(Supplied data begins)
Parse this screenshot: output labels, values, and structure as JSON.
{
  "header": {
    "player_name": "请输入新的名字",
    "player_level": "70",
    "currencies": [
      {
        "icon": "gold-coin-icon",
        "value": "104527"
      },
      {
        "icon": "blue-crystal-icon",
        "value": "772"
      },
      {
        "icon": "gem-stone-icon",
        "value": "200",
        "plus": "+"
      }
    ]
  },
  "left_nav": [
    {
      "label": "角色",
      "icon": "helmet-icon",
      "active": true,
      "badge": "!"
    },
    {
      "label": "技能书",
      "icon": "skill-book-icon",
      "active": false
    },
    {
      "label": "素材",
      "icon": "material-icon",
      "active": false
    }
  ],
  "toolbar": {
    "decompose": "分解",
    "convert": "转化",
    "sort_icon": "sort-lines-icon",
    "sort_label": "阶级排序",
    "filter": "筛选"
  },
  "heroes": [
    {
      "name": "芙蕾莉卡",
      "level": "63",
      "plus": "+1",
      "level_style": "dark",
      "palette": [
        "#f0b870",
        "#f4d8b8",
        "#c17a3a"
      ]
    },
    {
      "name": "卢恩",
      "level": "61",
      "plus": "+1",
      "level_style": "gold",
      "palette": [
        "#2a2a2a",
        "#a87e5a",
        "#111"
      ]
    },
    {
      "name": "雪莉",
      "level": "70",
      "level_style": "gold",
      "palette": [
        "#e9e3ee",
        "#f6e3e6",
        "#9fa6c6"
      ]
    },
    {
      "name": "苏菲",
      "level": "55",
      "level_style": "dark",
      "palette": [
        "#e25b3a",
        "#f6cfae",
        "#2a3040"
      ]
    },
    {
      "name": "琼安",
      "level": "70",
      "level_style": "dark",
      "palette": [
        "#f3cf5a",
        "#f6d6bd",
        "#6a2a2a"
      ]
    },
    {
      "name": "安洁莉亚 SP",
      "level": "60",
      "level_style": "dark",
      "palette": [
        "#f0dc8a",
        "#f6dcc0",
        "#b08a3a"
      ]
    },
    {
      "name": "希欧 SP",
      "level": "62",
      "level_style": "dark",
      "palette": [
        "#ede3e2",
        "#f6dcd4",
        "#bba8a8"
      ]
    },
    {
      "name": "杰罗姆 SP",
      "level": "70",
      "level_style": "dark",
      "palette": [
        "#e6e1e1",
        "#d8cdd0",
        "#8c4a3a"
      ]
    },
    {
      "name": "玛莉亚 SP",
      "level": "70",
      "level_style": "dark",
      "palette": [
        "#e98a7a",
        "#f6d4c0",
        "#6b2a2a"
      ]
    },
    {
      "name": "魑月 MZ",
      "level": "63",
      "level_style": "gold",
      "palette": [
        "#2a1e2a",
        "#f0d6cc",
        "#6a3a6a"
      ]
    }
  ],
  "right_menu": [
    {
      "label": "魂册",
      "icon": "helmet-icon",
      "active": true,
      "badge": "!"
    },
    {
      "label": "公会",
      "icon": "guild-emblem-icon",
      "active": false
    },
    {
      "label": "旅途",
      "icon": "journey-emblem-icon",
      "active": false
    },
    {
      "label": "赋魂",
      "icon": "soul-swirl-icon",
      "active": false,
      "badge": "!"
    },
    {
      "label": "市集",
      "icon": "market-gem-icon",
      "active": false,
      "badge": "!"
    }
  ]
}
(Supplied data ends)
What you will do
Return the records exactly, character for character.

Answer for this exercise
Parse this screenshot: output labels, values, and structure as JSON.
{
  "header": {
    "player_name": "请输入新的名字",
    "player_level": "70",
    "currencies": [
      {
        "icon": "gold-coin-icon",
        "value": "104527"
      },
      {
        "icon": "blue-crystal-icon",
        "value": "772"
      },
      {
        "icon": "gem-stone-icon",
        "value": "200",
        "plus": "+"
      }
    ]
  },
  "left_nav": [
    {
      "label": "角色",
      "icon": "helmet-icon",
      "active": true,
      "badge": "!"
    },
    {
      "label": "技能书",
      "icon": "skill-book-icon",
      "active": false
    },
    {
      "label": "素材",
      "icon": "material-icon",
      "active": false
    }
  ],
  "toolbar": {
    "decompose": "分解",
    "convert": "转化",
    "sort_icon": "sort-lines-icon",
    "sort_label": "阶级排序",
    "filter": "筛选"
  },
  "heroes": [
    {
      "name": "芙蕾莉卡",
      "level": "63",
      "plus": "+1",
      "level_style": "dark",
      "palette": [
        "#f0b870",
        "#f4d8b8",
        "#c17a3a"
      ]
    },
    {
      "name": "卢恩",
      "level": "61",
      "plus": "+1",
      "level_style": "gold",
      "palette": [
        "#2a2a2a",
        "#a87e5a",
        "#111"
      ]
    },
    {
      "name": "雪莉",
      "level": "70",
      "level_style": "gold",
      "palette": [
        "#e9e3ee",
        "#f6e3e6",
        "#9fa6c6"
      ]
    },
    {
      "name": "苏菲",
      "level": "55",
      "level_style": "dark",
      "palette": [
        "#e25b3a",
        "#f6cfae",
        "#2a3040"
      ]
    },
    {
      "name": "琼安",
      "level": "70",
      "level_style": "dark",
      "palette": [
        "#f3cf5a",
        "#f6d6bd",
        "#6a2a2a"
      ]
    },
    {
      "name": "安洁莉亚 SP",
      "level": "60",
      "level_style": "dark",
      "palette": [
        "#f0dc8a",
        "#f6dcc0",
        "#b08a3a"
      ]
    },
    {
      "name": "希欧 SP",
      "level": "62",
      "level_style": "dark",
      "palette": [
        "#ede3e2",
        "#f6dcd4",
        "#bba8a8"
      ]
    },
    {
      "name": "杰罗姆 SP",
      "level": "70",
      "level_style": "dark",
      "palette": [
        "#e6e1e1",
        "#d8cdd0",
        "#8c4a3a"
      ]
    },
    {
      "name": "玛莉亚 SP",
      "level": "70",
      "level_style": "dark",
      "palette": [
        "#e98a7a",
        "#f6d4c0",
        "#6b2a2a"
      ]
    },
    {
      "name": "魑月 MZ",
      "level": "63",
      "level_style": "gold",
      "palette": [
        "#2a1e2a",
        "#f0d6cc",
        "#6a3a6a"
      ]
    }
  ],
  "right_menu": [
    {
      "label": "魂册",
      "icon": "helmet-icon",
      "active": true,
      "badge": "!"
    },
    {
      "label": "公会",
      "icon": "guild-emblem-icon",
      "active": false
    },
    {
      "label": "旅途",
      "icon": "journey-emblem-icon",
      "active": false
    },
    {
      "label": "赋魂",
      "icon": "soul-swirl-icon",
      "active": false,
      "badge": "!"
    },
    {
      "label": "市集",
      "icon": "market-gem-icon",
      "active": false,
      "badge": "!"
    }
  ]
}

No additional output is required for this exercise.